Charlie worked for TvGoHome while also working heavily in television in the late 1990s. In 1999, he appeared as ‘the Pundit’ on the short-lived show ‘Games Republic,’ and subsequently as a writer on the show ‘The 11’o Clock Show. He also became a host for BBC Knowledge’s show ‘The Kit,’ a low-budget show in which he talked about gadgets and the latest technology in a straightforward way.
He served as a writer for a special episode on pedophilia on the show ‘Brass Eye’ in 2001. He later appeared on ‘The Art Show’ as a writer for the episode named ‘How to Watch Television’. Charlie co-wrote the Channel 4 sitcom ‘Nathan Barley,’ which debuted in 2005. The sitcom was praised by reviewers but got low ratings and was canceled after six episodes. However, when it was published on home video, the sitcom gained cult status.
In 2006, BBC Four approved Charlie’s program ‘Screenwipe,’ in which he criticized mainstream television. The show had many parts, including an animated section and a distinct one where the guests discussed their obsession with a particular television show. The show showed Charlie at his satirical best once more, and it was a success. Other spin-offs of ‘Screenwipe’ were created with titles such as ‘Newswipe’ and ‘Weekly Wipe,’ and the brand was thus established as a successful one.
‘Dead Set,’ a zombie horror series, premiered in October 2008 and garnered widespread critical acclaim. It was inspired by the reality program ‘Big Brother’ and was shot in the same house. The series had a total of five segments.
Charlie released three segments of the science fiction anthology series ‘Black Mirror’ in late 2011.
It was set in a dystopian future and featured three distinct stories, each with a distinctive cast of characters. The series, which contains subtle dark humor, recounts tales about the horrific side of technology. It was initially broadcast on Channel 4, but the channel lost its rights.
It was then purchased by Netflix, and four seasons of the series have since aired, making it one of the most popular and talked about sci-fi series of the modern era. In 2017, for the episode titled ‘San Junipero’ from the third season of ‘Black Mirror’, Charlie won two Primetime Emmy Awards.
Charlie’s Private Affairs
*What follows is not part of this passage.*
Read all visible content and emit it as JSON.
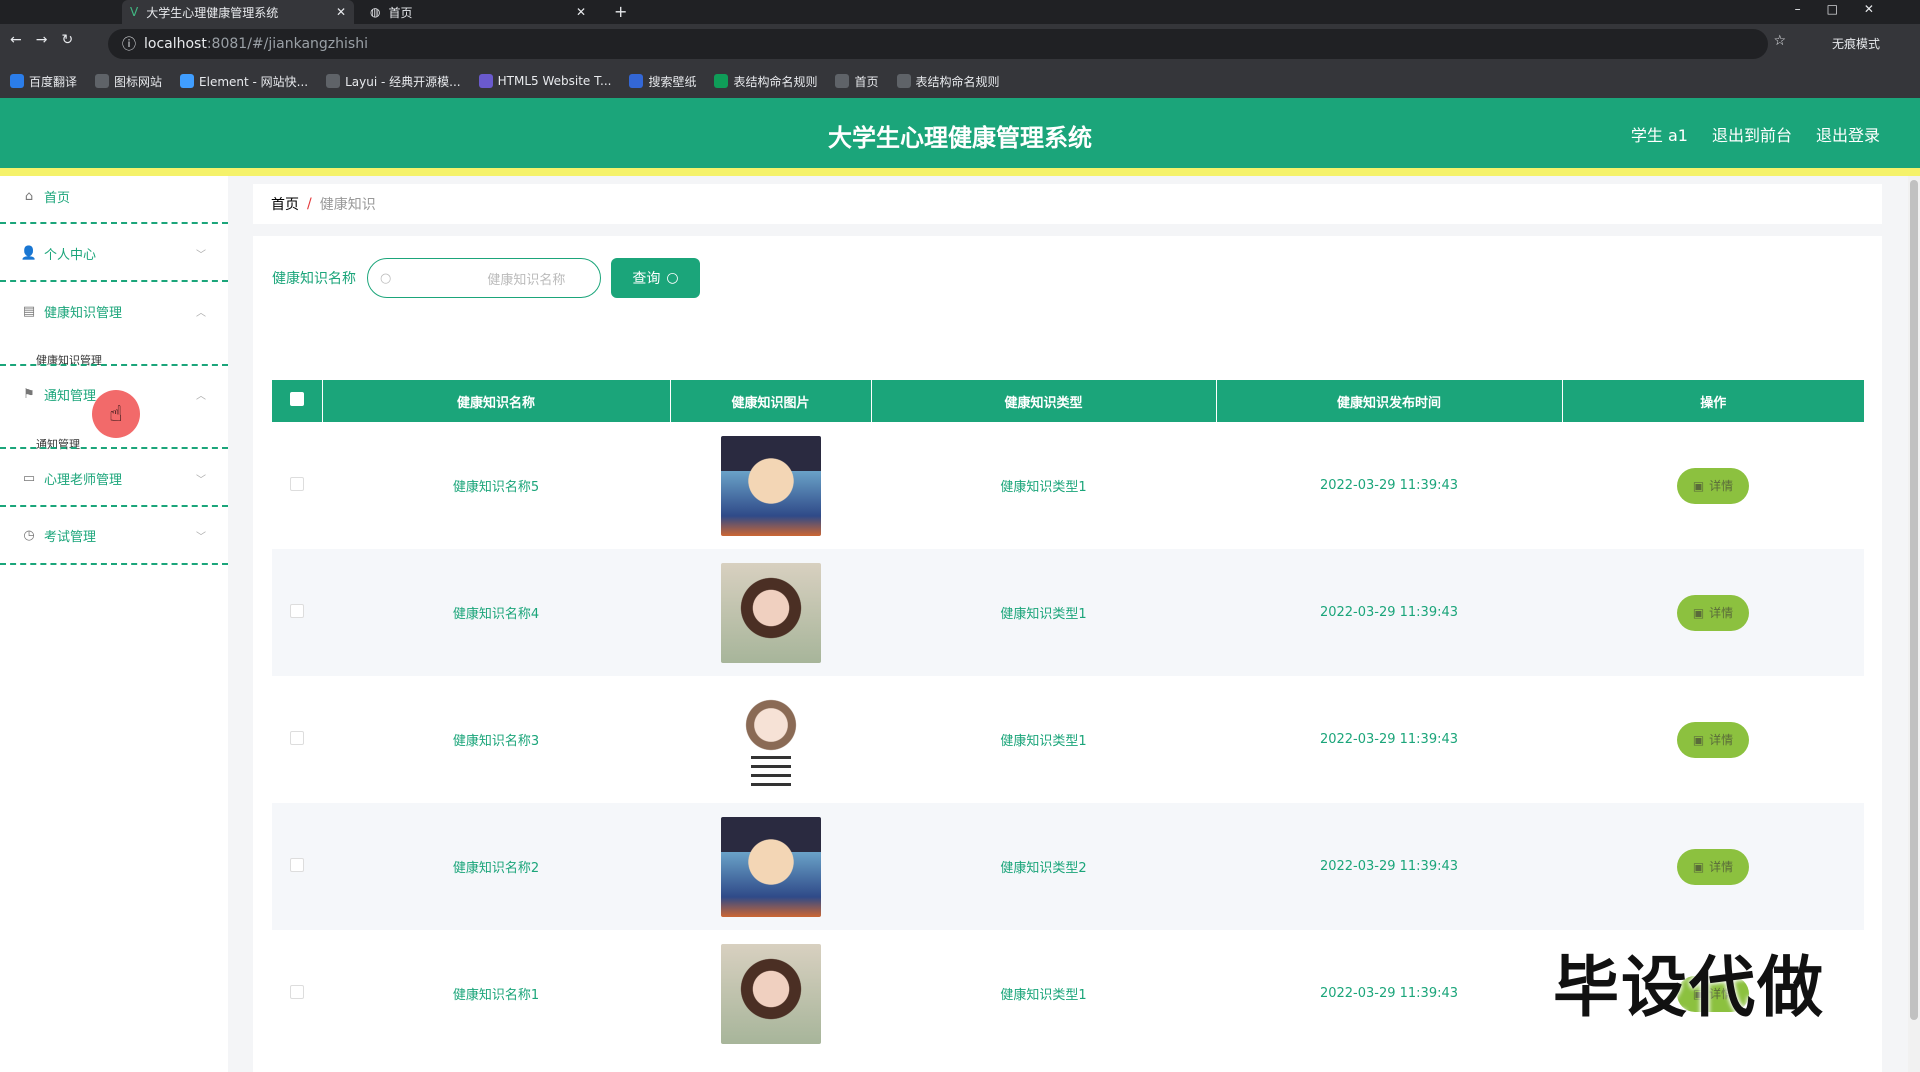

Charlie Brooker dated TV host Konnie Huq before marrying her in 2010. During their time on ‘Screenwipe,’ the pair met. She has also been one of the co-writers for the first season of the series ‘Black Mirror’. Konnie went on to have two boys.
Charlie is an atheist in his personal views, but he has not abandoned his family’s strong Christian beliefs. He considers himself a Quaker.
Estimated Net Worth
Charlie Brooker has an estimated net worth of $8 million as an English satirist, writer, and presenter. Charlie Brooker was born in March 1971 in Reading, Berkshire, England, United Kingdom. From 1999 to 2000, he penned for the television show The 11 O’Clock Show.